While I may have missed out on Monday Night Combat, I felt right at home with the sequel, Super Monday Night Combat, a MOBA inspired third-person shooter with an over the top style similar to Team Fortress 2. Not only did its intense action draw me in, but it also drew a crowd.
I’ve played quite a few MOBA inspired games on the PAX East show floor and each have had their strengths, but Super Monday Night Combat seems to be the clear-cut favorite in terms of games likely to capture a dedicated following, thanks to the familiarity of both the original and the third person shooter genre. Its combination of team based shooters and MOBA inspired tower defense games prove that there’s plenty to love in Super Monday Night Combat.
Gameplay is simple enough: two teams will face off in an attempt to destroy the other team’s base. Aside from your human opponents, there will also be bots, or creeps if you prefer to think of them that way, that will march onward to battle. In order to gain experience, you’ll need to kill both them and the enemy team. Once dead, bots will drop coins, which you’ll actually have to pick up, a mechanic that purists may not enjoy but it does add to the fast paced nature of the game.
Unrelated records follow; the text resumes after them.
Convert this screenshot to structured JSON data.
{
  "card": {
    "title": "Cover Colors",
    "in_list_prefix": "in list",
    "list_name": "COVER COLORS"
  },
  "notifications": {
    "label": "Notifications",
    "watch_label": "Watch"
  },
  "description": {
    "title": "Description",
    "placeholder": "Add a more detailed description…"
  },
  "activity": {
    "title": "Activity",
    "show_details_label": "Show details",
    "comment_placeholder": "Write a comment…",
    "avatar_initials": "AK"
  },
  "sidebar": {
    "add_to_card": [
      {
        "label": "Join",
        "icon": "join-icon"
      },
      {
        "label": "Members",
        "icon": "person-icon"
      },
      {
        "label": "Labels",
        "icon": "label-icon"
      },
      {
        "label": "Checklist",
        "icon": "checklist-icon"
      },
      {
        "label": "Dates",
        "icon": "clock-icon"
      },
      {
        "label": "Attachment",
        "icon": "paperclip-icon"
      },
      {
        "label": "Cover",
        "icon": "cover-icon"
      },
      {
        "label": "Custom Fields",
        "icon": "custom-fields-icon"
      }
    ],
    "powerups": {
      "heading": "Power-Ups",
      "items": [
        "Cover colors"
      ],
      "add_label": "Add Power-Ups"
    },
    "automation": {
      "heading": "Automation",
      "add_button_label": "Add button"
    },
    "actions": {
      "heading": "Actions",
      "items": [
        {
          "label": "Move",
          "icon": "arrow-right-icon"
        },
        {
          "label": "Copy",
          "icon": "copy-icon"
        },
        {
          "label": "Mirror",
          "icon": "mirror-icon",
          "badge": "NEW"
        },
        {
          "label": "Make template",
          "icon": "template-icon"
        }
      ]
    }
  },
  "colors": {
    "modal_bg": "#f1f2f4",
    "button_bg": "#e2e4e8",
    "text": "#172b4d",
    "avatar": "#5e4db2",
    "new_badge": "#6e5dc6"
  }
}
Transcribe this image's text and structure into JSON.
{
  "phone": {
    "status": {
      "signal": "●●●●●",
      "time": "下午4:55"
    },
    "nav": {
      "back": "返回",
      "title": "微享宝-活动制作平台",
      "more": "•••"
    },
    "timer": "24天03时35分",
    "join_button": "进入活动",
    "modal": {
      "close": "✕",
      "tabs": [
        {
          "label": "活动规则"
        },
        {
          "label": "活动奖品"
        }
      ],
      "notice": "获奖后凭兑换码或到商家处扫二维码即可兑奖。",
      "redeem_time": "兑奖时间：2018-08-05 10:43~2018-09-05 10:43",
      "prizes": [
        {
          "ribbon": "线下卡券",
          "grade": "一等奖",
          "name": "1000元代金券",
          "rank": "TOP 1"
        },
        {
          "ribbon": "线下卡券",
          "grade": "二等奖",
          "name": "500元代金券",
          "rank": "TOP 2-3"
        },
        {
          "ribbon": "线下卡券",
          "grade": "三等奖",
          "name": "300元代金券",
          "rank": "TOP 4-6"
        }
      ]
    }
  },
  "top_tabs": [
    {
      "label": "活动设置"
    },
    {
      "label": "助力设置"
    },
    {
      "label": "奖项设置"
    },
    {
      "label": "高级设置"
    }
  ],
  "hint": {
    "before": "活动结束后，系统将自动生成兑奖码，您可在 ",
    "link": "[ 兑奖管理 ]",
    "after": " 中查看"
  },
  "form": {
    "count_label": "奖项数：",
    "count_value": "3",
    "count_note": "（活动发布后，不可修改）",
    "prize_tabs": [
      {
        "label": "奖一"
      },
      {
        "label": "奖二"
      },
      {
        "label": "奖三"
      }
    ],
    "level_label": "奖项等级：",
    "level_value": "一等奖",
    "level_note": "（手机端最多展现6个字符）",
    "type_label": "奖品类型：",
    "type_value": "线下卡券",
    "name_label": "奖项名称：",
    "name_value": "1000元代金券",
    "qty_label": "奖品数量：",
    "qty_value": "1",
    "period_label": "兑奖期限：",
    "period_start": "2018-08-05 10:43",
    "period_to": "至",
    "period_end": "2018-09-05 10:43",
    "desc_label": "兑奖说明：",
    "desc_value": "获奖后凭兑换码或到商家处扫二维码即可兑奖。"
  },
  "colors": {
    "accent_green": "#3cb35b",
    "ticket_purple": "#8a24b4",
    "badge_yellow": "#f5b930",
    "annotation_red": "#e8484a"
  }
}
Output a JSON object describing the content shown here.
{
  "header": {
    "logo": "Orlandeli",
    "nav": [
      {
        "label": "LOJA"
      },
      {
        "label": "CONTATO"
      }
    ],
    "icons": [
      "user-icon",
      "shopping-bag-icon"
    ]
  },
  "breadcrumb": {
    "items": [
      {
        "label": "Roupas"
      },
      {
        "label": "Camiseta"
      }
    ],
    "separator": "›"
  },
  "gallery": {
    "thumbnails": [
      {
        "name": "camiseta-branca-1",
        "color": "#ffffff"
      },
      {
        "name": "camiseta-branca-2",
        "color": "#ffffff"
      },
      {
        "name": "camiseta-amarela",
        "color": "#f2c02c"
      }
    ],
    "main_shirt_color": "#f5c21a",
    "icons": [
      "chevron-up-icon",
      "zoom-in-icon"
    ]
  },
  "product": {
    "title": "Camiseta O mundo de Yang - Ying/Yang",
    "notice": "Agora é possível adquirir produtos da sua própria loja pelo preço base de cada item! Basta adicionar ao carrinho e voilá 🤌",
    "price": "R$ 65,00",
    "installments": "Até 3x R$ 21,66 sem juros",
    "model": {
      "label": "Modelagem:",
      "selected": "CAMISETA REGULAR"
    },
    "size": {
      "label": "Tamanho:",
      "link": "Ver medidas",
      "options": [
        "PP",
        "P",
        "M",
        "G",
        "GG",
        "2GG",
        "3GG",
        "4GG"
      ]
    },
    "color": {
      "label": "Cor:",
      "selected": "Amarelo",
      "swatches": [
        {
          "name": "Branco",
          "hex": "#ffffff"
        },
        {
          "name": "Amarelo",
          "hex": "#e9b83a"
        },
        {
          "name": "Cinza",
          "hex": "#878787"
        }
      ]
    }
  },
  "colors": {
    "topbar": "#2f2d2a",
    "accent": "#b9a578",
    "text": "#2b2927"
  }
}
In a nice twist, you’re able to purchase the bots you’d like to spawn, as well as occasionally attack an object called the Annihilatior, which will wipe out the enemy team’s bots and can really help turn the tide of an evenly matched game.
When talking with the developers from Ubernet, I get the sense that they’ve wanted to streamline the experience and make things easier to get into. This is evident, but some work does need to be done. The game will undergo a switch to more of a free to play model with a rotating cast of usable characters. The demo offered up a wide range of characters, both new and old. I chose the gunslinger and went into battle, using a combination of sniping, pistols, and skills into battle. Veterans of Team Fortress 2 will feel right at home, though combat mechanics had more of a Borderlands feel to them; shooting enemies required repeated attacks, even headshots, and I was never able to really come close to one shotting someone. While this prevents skilled players from sniping off the heads of newbies, there is a bit of a difficulty curve to get acclimated into the game. Each character has three different skills they’re able to use, but the game never really did a good job explaining on what exactly they do, or their appropriate animations never made it clear what was going on. One of my skills as to have a cone of bullets stream out in front of me, but I never comprehended if I was doing things right.
The game’s emphasis is strictly on destroying the opposition’s Moneyball, meaning that while yes, it is effective to mow down enemy players, buying bots and destroying those of the other team’s is equally as important, if not more. My team learned this the hard way, as our failure to attack the base resulted in a chance for the opposing team to bring in reinforcements. This layer of controlled strategy, specifically being able to control your creeps, allows you to set up a serious ambush on unsuspecting team. It requires you to plan everything out and constantly has you thinking “do we have more bots to spawn? When dies the anhiliator spawn? Can we make an effective push?”
This combination between, say, Team Fortress 2 and Defense of the Ancients creates somewhat of a unique experience. Sure, I had all the glory for my team with an impressive KDR, but it was all for naught. Whenever I play Heroes of Newerth, very rarely do I have a +3 KDR and still lose; Ubernet has clearly put all emphasis on more of a team oriented game, which may be something you’ll need to get used to. Where as Team Fortress 2 is also a team oriented game, I felt more of an urge to work together for the common objective with Super Monday Night Combat. While my time with the demo was short, I still had fun and our match had impressed enough to be given a standing ovation by the audience watching us. The game is currently in beta, so when we get more hands on with it, we’ll be sure to let you know how it’s progressing.